MLA: Otto, Louis Guillaume. "The Annapolis Convention (1786)." History of the Formation of the Constitution of the United States, edited by George Bancroft, and translated by Anonymous, Vol. II, in American History Told by Contemporaries, edited by Albert Bushnell Hart, Vol. 3, New York, The Macmillan Company, 1902, pp. 186–187. Original Sources. 20 Sep. 2018. www.originalsources.com/Document.aspx?DocID=CK3YAYMG7YHL2PY.

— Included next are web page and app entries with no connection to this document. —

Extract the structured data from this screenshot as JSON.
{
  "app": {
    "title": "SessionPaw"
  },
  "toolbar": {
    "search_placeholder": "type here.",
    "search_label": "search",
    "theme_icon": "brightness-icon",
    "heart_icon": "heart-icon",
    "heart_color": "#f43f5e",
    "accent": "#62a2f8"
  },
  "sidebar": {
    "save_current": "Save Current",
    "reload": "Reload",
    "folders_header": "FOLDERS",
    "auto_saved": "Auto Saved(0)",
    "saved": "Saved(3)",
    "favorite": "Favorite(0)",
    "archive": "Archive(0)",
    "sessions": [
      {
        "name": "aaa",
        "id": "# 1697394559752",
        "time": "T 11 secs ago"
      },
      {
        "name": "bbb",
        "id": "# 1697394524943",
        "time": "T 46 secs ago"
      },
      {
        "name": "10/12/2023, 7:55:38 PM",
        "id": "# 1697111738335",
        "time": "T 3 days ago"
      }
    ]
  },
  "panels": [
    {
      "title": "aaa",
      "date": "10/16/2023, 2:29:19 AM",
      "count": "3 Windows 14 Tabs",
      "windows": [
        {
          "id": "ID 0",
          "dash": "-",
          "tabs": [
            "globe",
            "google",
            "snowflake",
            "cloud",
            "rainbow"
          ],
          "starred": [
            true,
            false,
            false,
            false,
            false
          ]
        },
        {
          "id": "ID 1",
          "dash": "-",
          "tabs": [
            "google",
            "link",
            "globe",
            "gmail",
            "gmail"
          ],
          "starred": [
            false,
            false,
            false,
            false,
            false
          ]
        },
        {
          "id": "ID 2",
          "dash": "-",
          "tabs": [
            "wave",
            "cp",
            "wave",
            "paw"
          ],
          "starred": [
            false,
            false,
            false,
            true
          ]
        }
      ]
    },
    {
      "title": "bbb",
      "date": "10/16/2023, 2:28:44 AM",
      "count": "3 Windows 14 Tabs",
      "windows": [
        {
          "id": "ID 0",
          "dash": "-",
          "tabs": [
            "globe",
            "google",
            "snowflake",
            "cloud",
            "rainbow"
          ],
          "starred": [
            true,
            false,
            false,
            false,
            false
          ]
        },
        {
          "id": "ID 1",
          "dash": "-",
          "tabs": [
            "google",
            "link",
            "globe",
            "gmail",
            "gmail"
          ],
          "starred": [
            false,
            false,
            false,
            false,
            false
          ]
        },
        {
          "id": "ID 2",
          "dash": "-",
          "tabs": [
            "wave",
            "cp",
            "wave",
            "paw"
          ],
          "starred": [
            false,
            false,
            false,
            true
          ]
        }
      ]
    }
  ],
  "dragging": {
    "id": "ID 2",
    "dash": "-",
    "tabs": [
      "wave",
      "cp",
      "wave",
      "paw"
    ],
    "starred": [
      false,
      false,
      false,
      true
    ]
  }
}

Harvard: Otto, LG, 'The Annapolis Convention (1786)' in History of the Formation of the Constitution of the United States, ed. and trans. . cited in 1902, American History Told by Contemporaries, ed. , The Macmillan Company, New York, pp.186–187. Original Sources, retrieved 20 September 2018, from http://www.originalsources.com/Document.aspx?DocID=CK3YAYMG7YHL2PY.